(Saved entries)
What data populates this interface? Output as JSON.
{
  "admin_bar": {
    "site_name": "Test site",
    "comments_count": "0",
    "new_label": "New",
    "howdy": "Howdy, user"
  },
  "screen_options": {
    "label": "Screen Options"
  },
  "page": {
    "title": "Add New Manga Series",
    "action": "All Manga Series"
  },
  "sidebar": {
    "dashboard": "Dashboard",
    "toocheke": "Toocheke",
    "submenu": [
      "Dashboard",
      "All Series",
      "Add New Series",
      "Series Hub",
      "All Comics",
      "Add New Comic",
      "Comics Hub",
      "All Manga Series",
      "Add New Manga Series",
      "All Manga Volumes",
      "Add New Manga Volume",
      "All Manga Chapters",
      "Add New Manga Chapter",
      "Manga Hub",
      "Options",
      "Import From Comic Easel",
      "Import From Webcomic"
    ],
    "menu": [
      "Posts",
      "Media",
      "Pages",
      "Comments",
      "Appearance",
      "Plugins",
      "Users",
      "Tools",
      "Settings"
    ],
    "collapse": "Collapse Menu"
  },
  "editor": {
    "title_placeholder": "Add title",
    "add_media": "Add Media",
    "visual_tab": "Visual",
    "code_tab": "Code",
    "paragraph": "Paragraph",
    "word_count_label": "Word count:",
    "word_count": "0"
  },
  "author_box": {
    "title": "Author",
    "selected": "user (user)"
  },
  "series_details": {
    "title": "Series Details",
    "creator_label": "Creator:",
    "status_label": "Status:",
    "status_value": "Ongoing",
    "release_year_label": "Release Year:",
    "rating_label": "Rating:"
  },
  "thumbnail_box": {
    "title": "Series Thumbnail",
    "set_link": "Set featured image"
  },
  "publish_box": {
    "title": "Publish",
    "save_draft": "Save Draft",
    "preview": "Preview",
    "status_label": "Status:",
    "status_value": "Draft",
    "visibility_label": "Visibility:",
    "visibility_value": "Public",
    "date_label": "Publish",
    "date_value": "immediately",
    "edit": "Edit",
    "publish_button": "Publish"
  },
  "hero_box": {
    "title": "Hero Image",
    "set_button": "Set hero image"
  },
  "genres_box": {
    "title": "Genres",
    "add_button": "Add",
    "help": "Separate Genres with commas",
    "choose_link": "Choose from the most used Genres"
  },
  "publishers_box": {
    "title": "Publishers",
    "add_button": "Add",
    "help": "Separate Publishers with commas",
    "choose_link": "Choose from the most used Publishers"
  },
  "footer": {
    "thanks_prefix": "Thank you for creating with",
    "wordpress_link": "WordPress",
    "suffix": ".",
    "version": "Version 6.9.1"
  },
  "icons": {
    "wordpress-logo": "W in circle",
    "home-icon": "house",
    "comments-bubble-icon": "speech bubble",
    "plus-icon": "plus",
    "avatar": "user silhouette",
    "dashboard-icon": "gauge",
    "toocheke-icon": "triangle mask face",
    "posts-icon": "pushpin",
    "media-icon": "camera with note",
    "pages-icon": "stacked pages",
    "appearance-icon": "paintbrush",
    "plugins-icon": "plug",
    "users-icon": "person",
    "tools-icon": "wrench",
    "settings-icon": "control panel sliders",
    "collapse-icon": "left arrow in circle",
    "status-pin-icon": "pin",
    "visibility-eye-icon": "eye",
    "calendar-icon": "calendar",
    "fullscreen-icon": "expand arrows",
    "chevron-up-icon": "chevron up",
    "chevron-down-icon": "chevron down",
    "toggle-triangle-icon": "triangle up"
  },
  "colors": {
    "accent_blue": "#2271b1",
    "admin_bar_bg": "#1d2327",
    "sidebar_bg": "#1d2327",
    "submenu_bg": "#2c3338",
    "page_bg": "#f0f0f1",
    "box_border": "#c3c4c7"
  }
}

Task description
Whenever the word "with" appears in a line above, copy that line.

Written response
    "help": "Separate Genres with commas",
    "help": "Separate Publishers with commas",
    "thanks_prefix": "Thank you for creating with",
    "media-icon": "camera with note",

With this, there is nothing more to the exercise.